Nathaniel Mackey is the author of six books of poetry, the most recent of which is Blue Fasa (New Directions, 2015); an ongoing prose work, From a Broken Bottle Traces of Perfume Still Emanate, whose fourth and most recent volume is Bass Cathedral (New Directions, 2008); and two books of criticism, the most recent of which is Paracritical Hinge: Essays, Talks, Notes, Interviews (University of Wisconsin Press, 2005). Strick: Song of the Andoumboulou 16-25, a compact disc recording of poems read with musical accompaniment (Royal Hartigan, percussion; Hafez Modirzadeh, reeds and flutes), was released in 1995 by Spoken Engine Company. He is the editor of the literary magazine Hambone and coeditor, with Art Lange, of the anthology Moment’s Notice: Jazz in Poetry and Prose (Coffee House Press, 1993). His awards and honors include the National Book Award for poetry, the Stephen Henderson Award from the African American Literature and Culture Society, a Guggenheim Fellowship, the Ruth Lilly Poetry Prize from the Poetry Foundation, and the Bollingen Prize for American Poetry. He lives in Durham, North Carolina, and teaches at Duke University.
Rachel Morgan is a co-editor of Fire Under the Moon: An Anthology of Contemporary Slovene Poetry (Black Dirt Press). Her work recently appears or is forthcoming in Crazyhorse, Fence, Denver Quarterly, Barely South, Bellevue Literary Review, Mid-American Review, DIAGRAM, Barrow Street, and Hunger Mountain. She is a graduate of the Iowa Writers’ Workshop. Currently she teaches at the University of Northern Iowa and is the Poetry Editor for the North American Review.
Lee Ann Roripaugh

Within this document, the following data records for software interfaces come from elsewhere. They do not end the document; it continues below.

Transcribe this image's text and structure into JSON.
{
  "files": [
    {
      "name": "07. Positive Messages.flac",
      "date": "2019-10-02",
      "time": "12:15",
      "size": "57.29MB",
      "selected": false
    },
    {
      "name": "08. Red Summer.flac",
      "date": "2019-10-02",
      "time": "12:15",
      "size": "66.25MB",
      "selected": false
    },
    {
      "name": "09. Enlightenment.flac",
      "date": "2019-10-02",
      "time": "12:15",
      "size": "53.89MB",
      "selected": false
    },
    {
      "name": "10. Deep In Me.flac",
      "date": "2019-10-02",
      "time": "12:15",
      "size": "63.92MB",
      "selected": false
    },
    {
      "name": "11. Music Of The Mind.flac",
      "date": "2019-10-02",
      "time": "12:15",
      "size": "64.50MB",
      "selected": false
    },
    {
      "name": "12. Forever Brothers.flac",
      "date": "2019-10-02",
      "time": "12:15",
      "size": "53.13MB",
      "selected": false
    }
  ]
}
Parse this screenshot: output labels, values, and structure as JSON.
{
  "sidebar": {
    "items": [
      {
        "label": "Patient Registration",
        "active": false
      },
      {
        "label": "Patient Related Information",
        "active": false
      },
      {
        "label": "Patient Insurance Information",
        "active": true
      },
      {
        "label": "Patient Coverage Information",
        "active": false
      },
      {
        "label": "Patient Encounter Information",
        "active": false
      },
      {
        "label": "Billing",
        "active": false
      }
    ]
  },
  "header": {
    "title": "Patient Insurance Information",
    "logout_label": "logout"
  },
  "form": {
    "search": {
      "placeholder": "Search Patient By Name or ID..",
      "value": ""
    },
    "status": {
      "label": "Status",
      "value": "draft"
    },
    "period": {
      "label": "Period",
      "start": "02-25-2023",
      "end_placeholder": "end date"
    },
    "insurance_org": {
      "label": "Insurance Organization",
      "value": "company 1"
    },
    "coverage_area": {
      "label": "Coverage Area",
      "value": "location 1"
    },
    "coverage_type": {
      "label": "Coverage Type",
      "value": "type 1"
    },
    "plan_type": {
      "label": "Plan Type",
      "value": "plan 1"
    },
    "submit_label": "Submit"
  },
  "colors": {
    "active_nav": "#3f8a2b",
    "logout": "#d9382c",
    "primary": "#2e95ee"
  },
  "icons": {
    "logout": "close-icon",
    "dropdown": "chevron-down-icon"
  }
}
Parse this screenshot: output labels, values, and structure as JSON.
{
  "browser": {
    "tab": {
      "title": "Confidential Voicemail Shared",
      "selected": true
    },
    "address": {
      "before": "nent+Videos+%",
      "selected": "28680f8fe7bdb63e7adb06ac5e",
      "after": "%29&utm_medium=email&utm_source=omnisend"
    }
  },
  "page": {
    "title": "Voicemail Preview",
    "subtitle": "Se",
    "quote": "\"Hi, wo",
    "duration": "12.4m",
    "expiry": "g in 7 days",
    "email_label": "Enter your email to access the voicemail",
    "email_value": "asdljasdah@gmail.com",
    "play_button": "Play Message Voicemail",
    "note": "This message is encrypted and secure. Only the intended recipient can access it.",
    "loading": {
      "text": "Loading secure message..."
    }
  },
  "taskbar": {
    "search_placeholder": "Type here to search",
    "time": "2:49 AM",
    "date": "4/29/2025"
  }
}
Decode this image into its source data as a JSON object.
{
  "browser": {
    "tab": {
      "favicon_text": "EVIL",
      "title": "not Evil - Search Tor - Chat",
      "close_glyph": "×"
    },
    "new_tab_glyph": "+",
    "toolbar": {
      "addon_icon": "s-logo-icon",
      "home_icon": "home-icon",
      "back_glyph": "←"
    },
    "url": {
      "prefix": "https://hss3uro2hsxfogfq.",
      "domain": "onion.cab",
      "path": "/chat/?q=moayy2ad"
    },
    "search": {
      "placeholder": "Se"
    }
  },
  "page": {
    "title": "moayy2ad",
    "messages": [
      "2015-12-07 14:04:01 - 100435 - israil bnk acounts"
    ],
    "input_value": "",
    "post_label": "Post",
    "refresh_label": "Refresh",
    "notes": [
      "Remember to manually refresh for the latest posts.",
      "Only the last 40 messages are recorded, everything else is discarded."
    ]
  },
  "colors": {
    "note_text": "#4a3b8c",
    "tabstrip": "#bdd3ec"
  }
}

Lee Ann Roripaugh is the author of four volumes of poetry, the most recent of which, Dandarians, was released by Milkweed Editions in September 2014. Her second volume, Year of the Snake (Southern Illinois University Press), was named winner of the Association of Asian American Studies Book Award in Poetry/Prose for 2004, and her first book, Beyond Heart Mountain (Penguin Books), was a 1998 winner of the National Poetry Series. The recipient of a 2003 Archibald Bush Foundation Individual Artist Fellowship, she was also named the 2004 winner of the Prairie Schooner Strousse Award, the 2001 winner of the Frederick Manfred Award for Best Creative Writing awarded by the Western Literature Association, and the 1995 winner of the Randall Jarrell International Poetry Prize. Her short stories have been shortlisted as stories of note in the Pushcart Prize anthologies, and two of her essays have been shortlisted as essays of note for the Best American Essays anthology. Her poetry and short stories have appeared in numerous journals and anthologies. Roripaugh is currently a Professor of English at the University of South Dakota, where she serves as Director of Creative Writing and Editor-in-Chief of South Dakota Review. She is also a faculty mentor for the University of Nebraska low-residency M.F.A. in Writing, and served as a 2012 Kundiman faculty mentor alongside Li-Young Lee and Srikanth Reddy.